Former prisoner now travels around the globe talking about human rights

Marina Nemat speaks about her past to raise awareness of the hypocrisies of the Iranian government. She says she was arrested and tortured for speaking against the regime when she was young.

By Connor Balcome

Contributed photo

A young woman’s tortured past is helping to raise awareness for human rights today.

Marina Nemat was born in 1965, and raised in Tehran, Iran. Her father was a dance instructor and her mother was a hairstylist. She was arrested, put in prison, tortured, and eventually given the death sentence for publicly speaking out against the Islamic Government.

In 1979, when the Iranian Revolution started, Nemat was only 13-years-old. She was arrested at age 16 and placed in Evin Prison, in Tehran. There, she was beaten and was forced to listen to the gunshots that killed her friends. At age 18, she escaped because one of the guards fell in love with her.

“I was forced to marry him,” said Nemat. “He threatened to imprison my family, so I had no choice.”

Her first husband was killed during the Revolution. She re-married in secret to a young electrical engineer. They immigrated to Canada in 1991 and live in the Toronto area.

Moving Past Iran

Nemat currently teaches at the University of Toronto, and has written two books about her past: Prisoner of Tehran: A Memoir (2008), and After Tehran: A life Re-claimed.  The books have been translated into more than 20 languages.

Nemat now travels around the world talking to younger generations about the hidden terrors and controversies that happen in countries like Iran.

“I recently spoke in the London School of Economics, as well as three different events at the University of Ontario,” says Nemat. “On February 18, 2013, I spoke at the Human Rights Convention in Geneva, Switzerland. Last year, I spoke at the San Francisco Freedom Forum.”

On March 10, 2013, Iranian President Mahmoud Ahmadinejad hugged the mother of Hugo Chavez at his funeral. Islamic leaders criticized Ahmadinejad because touching an unrelated woman is considered forbidden. Nemat considers this to be an example of the hypocrisy in some countries’ governments.

“If you touch a woman you are not related or married to in Iran, police can ask you to produce a document confirming relationship,” says Nemat. “If you do not have this document, you can be sent to prison.”

Related Audio

 

Link Text
Interview with Marina Nemat.

Nemat has received death threats from the Iranian Government for publicly speaking out, which she keeps on her computer in a file titled “Threats”.
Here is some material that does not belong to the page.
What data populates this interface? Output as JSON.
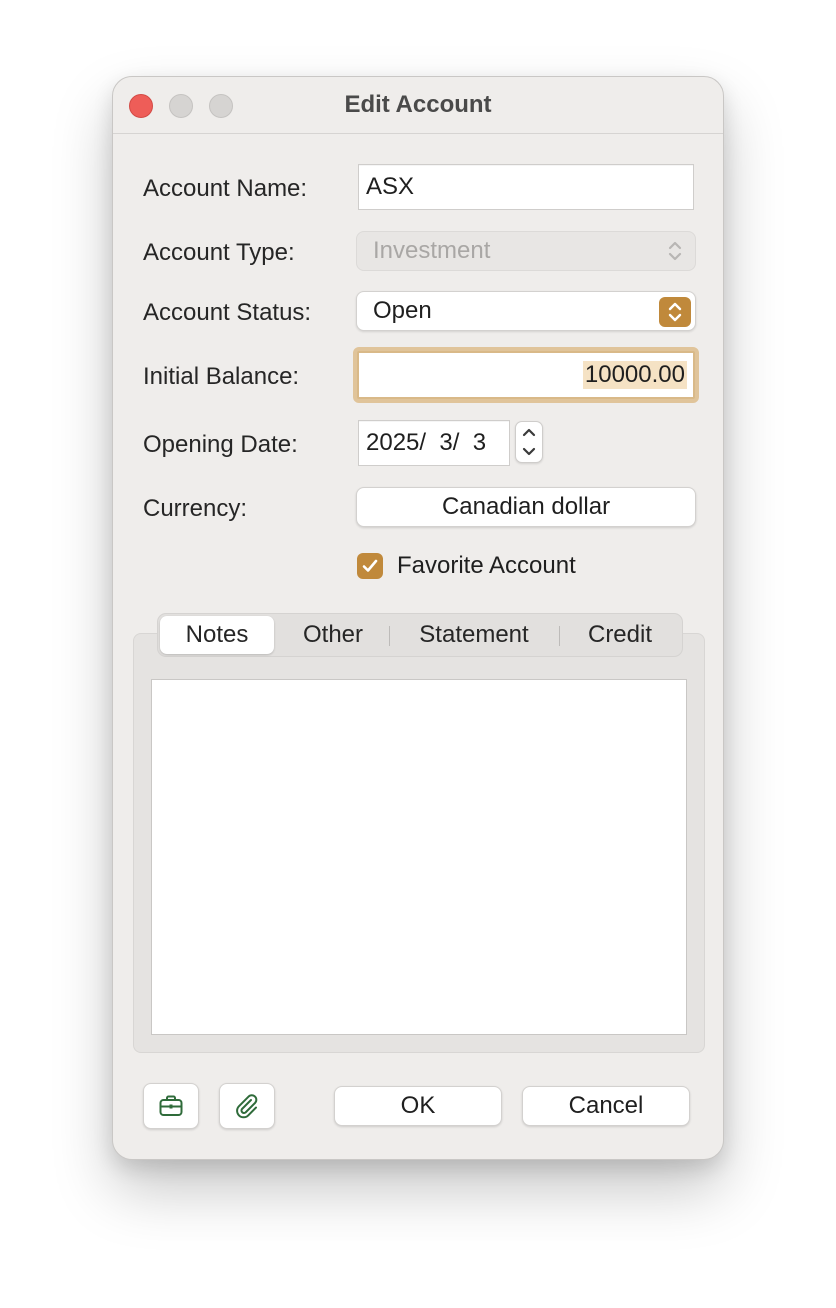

However, despite the threats she has received, Nemat has worked hard to spread the word to people around the globe about what she went through.

Nemat’s next visit will be to Montreal, to speak at the Echenberg Family Conference at McGill University, on March 21.